Please filter the entries and return only the lines that include "phase".

Interface dataset entries:
┌──

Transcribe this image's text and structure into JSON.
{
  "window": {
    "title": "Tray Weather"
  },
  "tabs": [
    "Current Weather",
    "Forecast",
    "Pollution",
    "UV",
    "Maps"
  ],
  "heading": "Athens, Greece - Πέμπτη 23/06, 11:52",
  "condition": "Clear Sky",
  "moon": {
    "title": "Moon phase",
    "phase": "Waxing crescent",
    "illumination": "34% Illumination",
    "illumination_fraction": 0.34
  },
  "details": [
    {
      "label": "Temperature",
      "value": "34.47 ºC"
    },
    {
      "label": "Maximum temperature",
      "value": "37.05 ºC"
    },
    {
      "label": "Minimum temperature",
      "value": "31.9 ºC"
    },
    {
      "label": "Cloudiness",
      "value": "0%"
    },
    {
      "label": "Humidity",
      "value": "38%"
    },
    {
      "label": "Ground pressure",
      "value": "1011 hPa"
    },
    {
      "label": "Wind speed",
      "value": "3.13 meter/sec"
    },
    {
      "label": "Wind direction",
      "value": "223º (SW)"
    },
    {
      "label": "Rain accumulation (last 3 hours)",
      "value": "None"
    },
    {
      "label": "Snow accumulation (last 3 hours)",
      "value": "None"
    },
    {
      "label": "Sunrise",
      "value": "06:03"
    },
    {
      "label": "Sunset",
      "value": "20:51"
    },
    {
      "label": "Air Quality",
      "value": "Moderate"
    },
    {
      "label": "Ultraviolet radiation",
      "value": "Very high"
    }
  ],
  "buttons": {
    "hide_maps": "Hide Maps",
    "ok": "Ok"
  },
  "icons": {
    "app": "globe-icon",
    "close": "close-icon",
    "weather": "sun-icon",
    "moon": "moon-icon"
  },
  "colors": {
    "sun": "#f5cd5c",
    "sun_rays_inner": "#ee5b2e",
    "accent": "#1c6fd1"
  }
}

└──

▶ Answer to this exercise:
    "title": "Moon phase",
    "phase": "Waxing crescent",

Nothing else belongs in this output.